WORK REQUEST
For the entries that follow, state how many lines include the word "screenshot", giving the number and nothing else.

↓↓↓

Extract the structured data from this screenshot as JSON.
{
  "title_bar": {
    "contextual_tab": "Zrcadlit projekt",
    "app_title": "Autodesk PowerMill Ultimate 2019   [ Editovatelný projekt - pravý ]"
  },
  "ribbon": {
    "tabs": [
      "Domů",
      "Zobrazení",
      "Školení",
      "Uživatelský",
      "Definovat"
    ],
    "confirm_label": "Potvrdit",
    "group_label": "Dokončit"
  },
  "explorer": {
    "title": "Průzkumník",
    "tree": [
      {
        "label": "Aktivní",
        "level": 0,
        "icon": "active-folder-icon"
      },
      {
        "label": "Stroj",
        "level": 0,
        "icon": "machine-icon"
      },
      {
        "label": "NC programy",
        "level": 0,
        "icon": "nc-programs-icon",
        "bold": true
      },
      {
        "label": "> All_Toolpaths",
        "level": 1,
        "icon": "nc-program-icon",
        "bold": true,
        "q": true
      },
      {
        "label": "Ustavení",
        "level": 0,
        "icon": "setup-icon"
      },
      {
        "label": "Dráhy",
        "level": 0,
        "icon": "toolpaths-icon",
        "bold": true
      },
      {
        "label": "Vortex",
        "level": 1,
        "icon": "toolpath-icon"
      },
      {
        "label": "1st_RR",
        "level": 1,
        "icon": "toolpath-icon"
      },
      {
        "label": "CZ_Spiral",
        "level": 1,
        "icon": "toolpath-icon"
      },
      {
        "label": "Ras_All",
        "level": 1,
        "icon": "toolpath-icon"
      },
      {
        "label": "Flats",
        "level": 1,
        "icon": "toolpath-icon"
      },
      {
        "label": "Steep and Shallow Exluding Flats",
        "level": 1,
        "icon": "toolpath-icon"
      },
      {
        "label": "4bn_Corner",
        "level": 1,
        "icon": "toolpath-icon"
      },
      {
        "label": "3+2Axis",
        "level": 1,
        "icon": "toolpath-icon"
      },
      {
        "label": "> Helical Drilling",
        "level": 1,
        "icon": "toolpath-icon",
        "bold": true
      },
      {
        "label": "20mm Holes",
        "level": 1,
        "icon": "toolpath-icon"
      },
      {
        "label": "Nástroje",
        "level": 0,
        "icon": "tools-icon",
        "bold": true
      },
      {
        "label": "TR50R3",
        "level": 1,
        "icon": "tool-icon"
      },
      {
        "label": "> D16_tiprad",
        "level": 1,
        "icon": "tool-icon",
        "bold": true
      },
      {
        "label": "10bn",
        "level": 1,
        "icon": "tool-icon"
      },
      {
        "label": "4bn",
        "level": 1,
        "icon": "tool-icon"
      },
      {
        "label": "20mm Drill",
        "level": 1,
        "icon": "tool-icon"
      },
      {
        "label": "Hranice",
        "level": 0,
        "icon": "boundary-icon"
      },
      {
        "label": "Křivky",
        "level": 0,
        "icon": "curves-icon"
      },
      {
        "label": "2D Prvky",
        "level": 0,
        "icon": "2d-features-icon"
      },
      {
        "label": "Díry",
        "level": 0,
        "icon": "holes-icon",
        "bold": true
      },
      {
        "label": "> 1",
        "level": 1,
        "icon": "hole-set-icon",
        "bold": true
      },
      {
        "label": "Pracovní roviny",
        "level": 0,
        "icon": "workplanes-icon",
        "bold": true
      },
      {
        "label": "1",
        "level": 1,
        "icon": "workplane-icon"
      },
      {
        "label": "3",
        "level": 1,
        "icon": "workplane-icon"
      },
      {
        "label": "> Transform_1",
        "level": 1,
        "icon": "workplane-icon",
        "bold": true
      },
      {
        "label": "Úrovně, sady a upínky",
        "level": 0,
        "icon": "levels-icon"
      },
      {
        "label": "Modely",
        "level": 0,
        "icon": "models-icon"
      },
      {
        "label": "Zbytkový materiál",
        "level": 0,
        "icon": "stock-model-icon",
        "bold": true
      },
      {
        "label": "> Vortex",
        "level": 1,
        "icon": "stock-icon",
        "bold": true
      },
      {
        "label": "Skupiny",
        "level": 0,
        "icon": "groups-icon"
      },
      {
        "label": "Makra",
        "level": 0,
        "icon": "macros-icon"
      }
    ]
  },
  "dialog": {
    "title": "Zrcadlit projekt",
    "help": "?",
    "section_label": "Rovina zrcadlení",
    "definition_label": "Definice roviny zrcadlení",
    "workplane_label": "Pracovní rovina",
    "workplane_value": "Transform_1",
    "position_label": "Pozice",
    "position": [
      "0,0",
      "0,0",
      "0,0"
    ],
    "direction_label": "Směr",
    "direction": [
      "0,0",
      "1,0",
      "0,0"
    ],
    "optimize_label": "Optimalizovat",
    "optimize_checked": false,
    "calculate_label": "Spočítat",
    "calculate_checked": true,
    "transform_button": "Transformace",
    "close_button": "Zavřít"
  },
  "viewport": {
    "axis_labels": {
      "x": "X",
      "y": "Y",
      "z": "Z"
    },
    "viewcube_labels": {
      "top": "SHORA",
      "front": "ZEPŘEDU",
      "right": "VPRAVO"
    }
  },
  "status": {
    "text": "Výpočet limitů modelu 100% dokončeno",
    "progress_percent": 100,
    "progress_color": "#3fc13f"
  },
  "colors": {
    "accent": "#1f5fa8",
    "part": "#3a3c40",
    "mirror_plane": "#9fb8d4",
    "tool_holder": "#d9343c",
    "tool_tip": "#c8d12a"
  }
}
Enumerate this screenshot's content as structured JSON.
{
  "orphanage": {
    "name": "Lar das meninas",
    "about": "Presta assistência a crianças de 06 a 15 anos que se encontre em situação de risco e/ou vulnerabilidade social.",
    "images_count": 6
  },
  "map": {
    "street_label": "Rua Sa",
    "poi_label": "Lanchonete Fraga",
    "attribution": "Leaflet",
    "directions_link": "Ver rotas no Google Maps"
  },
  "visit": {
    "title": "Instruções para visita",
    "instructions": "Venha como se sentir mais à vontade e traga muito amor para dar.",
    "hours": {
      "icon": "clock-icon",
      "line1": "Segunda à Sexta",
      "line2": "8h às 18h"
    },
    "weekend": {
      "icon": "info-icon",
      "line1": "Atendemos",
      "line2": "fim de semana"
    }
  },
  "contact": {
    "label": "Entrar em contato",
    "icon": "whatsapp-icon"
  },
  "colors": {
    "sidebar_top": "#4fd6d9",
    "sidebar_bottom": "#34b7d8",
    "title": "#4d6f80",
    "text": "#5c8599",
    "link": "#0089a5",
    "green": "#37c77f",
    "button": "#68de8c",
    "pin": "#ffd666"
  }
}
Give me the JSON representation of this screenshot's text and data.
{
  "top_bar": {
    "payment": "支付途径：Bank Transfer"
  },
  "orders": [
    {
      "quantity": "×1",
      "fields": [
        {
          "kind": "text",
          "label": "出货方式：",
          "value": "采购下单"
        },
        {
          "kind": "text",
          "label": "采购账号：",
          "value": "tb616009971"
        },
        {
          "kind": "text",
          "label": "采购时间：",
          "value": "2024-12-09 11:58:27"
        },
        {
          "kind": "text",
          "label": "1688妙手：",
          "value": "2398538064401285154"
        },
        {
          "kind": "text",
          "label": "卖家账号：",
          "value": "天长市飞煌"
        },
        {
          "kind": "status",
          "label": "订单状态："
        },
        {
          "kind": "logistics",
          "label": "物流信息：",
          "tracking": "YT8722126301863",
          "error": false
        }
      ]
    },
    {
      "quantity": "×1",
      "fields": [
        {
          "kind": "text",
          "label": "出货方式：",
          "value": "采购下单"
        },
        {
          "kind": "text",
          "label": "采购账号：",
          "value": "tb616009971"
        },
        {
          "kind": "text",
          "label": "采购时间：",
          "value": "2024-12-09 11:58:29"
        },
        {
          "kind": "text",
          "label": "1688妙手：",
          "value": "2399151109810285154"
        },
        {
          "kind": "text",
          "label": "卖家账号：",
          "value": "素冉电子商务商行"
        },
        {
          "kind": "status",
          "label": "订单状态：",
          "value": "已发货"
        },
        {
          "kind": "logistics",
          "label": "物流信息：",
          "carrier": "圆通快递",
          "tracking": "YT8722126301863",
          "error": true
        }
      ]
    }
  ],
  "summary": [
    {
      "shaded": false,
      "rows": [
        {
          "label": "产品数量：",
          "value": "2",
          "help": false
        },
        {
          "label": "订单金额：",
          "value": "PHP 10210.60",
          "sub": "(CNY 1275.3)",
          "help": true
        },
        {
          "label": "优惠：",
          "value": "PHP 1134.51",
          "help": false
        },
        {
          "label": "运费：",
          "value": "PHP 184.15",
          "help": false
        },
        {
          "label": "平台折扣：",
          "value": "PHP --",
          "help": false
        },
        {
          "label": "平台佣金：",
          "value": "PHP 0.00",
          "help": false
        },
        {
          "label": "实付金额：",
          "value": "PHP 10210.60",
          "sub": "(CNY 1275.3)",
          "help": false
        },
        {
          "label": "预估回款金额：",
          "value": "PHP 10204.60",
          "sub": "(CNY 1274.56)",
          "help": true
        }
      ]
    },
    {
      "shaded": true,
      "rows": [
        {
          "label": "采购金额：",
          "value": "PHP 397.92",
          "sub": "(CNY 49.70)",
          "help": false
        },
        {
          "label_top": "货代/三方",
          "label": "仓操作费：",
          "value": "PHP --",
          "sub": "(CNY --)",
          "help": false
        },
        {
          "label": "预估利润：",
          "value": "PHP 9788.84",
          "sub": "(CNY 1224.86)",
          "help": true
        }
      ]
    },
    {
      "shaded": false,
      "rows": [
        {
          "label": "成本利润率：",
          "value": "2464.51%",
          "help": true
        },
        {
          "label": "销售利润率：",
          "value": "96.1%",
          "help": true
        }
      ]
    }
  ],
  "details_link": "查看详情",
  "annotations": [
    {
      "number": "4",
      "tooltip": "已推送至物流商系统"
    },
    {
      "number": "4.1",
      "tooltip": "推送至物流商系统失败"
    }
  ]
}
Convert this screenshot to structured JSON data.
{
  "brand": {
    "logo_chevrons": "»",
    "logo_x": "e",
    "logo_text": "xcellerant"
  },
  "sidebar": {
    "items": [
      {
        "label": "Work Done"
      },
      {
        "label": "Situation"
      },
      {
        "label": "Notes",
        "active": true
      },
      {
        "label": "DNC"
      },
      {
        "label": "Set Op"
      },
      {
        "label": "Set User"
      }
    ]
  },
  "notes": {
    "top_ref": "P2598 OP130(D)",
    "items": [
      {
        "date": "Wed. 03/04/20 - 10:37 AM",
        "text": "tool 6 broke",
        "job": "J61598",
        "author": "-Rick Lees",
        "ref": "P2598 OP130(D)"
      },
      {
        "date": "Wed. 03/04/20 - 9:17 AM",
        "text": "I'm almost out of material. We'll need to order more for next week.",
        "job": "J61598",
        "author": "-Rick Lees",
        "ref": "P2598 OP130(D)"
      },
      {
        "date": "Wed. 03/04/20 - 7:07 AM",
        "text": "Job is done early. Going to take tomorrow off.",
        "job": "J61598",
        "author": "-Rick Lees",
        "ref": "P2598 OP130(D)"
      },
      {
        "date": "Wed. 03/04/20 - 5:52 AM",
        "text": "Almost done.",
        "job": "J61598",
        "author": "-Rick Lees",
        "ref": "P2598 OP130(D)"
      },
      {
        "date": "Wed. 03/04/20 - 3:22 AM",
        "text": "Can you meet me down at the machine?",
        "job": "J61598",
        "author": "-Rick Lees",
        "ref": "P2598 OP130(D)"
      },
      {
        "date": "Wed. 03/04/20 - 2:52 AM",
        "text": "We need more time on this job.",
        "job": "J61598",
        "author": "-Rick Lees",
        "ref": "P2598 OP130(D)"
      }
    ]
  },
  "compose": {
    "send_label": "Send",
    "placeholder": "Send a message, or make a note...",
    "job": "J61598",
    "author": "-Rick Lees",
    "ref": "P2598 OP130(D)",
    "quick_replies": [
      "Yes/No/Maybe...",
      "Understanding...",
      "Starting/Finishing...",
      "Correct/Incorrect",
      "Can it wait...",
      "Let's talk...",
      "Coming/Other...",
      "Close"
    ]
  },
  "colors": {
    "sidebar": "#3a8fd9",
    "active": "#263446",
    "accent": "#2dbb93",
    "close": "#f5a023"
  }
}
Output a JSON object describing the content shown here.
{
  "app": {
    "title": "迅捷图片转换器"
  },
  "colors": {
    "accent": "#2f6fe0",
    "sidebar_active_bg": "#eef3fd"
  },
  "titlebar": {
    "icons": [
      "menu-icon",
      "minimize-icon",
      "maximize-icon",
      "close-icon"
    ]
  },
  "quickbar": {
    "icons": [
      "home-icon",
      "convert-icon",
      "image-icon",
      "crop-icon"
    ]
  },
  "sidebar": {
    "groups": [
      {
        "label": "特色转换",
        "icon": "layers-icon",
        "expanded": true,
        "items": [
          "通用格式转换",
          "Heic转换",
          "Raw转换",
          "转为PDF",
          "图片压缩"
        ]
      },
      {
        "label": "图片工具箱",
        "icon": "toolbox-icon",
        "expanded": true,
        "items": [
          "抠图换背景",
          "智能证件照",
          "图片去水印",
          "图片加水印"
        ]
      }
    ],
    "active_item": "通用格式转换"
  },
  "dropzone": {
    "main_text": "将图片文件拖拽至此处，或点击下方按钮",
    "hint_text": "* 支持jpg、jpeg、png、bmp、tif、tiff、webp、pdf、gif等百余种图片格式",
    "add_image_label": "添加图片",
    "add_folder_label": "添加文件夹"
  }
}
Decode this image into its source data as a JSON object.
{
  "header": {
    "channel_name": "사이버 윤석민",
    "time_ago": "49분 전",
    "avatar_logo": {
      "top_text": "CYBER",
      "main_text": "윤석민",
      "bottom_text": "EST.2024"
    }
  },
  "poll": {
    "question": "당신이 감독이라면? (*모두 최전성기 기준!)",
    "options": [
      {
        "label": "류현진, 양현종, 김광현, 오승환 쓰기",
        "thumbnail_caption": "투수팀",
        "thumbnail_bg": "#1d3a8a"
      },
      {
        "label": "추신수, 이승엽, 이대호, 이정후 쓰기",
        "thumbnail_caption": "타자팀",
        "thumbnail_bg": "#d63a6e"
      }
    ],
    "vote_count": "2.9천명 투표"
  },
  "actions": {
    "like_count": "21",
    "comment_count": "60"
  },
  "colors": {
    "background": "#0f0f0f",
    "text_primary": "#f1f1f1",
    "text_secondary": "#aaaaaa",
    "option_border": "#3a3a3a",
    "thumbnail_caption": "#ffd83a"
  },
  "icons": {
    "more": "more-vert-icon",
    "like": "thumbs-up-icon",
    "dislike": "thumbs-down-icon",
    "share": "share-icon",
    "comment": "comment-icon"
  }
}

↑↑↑

SOLUTION TO THE PROBLEM
4